Written by Rachel Clapp-Smith
Image by Polly Clapp
My grandmother passed away yesterday. As many families do at the time of loss, my family got together to remember, start the process of grieving, and reflect on the mark my grandmother made on the world. Whether we are intentional or not of making a mark on the world, we invariably do. There are so many wonderful qualities about my grandmother – she was kind, brave, self-determined, strong willed, and always friendly. She never wanted to be a bother to others and she didn’t let adversity slow her down. In fact, the day before she died, she stopped breathing for a little bit. But then she started breathing again, came back to, and went to lunch.
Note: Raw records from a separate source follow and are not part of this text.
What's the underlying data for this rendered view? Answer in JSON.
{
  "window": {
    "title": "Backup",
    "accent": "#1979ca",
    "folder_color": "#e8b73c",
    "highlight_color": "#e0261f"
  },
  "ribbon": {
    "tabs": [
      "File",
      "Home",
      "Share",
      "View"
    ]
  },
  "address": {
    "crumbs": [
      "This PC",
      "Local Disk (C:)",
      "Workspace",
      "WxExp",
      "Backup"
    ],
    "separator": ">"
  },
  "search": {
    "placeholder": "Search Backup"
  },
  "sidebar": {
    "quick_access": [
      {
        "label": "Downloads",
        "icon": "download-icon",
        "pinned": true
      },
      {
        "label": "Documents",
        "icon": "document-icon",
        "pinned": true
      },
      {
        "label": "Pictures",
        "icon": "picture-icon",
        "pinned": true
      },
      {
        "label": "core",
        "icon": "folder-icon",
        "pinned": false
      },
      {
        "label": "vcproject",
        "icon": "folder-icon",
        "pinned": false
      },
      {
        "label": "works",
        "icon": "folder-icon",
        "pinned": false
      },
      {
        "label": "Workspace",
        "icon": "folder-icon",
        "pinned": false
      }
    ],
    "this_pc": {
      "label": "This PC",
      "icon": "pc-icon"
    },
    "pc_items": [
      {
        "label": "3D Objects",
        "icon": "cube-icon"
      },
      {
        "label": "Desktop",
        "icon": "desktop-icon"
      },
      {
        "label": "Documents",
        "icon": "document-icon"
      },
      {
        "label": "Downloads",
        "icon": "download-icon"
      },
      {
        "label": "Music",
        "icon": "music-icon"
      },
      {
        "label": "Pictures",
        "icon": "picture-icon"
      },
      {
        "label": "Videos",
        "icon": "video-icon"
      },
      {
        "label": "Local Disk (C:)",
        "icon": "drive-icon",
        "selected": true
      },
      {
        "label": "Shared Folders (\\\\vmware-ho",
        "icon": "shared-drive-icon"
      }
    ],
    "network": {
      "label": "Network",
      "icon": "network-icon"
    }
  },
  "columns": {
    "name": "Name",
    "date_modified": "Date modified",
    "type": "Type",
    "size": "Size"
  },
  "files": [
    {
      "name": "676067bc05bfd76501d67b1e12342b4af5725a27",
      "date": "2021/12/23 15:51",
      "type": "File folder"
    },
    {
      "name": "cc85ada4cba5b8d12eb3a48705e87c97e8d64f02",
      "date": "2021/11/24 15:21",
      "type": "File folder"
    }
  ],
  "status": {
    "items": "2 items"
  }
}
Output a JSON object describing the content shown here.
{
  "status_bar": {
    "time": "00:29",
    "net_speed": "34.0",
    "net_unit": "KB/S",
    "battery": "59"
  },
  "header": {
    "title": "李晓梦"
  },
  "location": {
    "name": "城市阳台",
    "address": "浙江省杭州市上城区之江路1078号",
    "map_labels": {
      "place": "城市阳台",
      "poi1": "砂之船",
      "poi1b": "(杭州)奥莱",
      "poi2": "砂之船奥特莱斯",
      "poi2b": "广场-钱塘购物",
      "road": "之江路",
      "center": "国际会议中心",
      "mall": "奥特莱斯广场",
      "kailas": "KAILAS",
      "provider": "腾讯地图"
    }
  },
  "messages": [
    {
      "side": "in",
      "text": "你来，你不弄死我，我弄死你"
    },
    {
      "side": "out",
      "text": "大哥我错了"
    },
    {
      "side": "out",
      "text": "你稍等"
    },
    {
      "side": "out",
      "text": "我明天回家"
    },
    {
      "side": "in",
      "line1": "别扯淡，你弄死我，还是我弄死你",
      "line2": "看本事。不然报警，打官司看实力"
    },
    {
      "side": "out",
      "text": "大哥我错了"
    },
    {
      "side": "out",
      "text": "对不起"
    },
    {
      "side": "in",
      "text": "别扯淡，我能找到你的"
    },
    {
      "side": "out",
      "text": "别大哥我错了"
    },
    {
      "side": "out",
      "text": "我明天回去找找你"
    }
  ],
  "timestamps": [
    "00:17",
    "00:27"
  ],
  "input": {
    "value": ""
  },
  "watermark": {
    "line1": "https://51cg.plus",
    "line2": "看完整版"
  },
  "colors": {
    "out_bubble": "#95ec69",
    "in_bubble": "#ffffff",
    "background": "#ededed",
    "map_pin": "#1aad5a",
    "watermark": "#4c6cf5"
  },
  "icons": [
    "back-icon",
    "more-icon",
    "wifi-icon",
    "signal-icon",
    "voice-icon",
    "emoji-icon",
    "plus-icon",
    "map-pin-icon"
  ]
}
That was simply the type of women she was, not be let a moment of death slow her down her keep her from lunch.
When I first started to study leadership formally, that is, in business school, and I was asked to think of a leader who inspired me, Grandma always came to mind. I never knew if it was cliché to think of my grandmother as an influential leader or, worse, sometimes I didn’t really understand why I felt influenced by her. But I did always see her as someone whose behavior I wanted to model. You see, she always had the respect of others because she always respected others. She never demanded trust or respect, but always earned it through integrity and relatedness to humanity.
As much as I want to tell you more about what an amazing women she was, the true point of this blog post is to reflect on our futures and our ends. Many leadership consultants will take clients through an epitaph exercise, in which they project on how they would like to be remembered. As kitschy as this may seem, in moments of loss, you can’t help but be moved by the legacy some people leave behind, how fondly they are remembered. It is years of consistent behavior that build these legacies and most often, they are projected onto many domains, not just work. I raise this domain orientation, because at mid-life where I sit at the moment, I seem to be thinking much more about how I can have an impact at work, but at life’s end, will that really matter? Will I be comfortable hearing people I worked with fondly remembering what I did for the organization at the expense of my kids and grandkids reflecting on how little they knew me, how successful I was at work, how much stress I brought home, and the family sacrifices I made for my career success? No, that doesn’t appeal to me. So, when I think about my leadership and the mark I will make on the world, in which domains is my mark the most important to me? By seeing how my many domains are integrated, it becomes easier for me to see how what I value in my work domain can enrich what I value in my family and community domains.
What do you want your legacy to be? How will your domains remember you?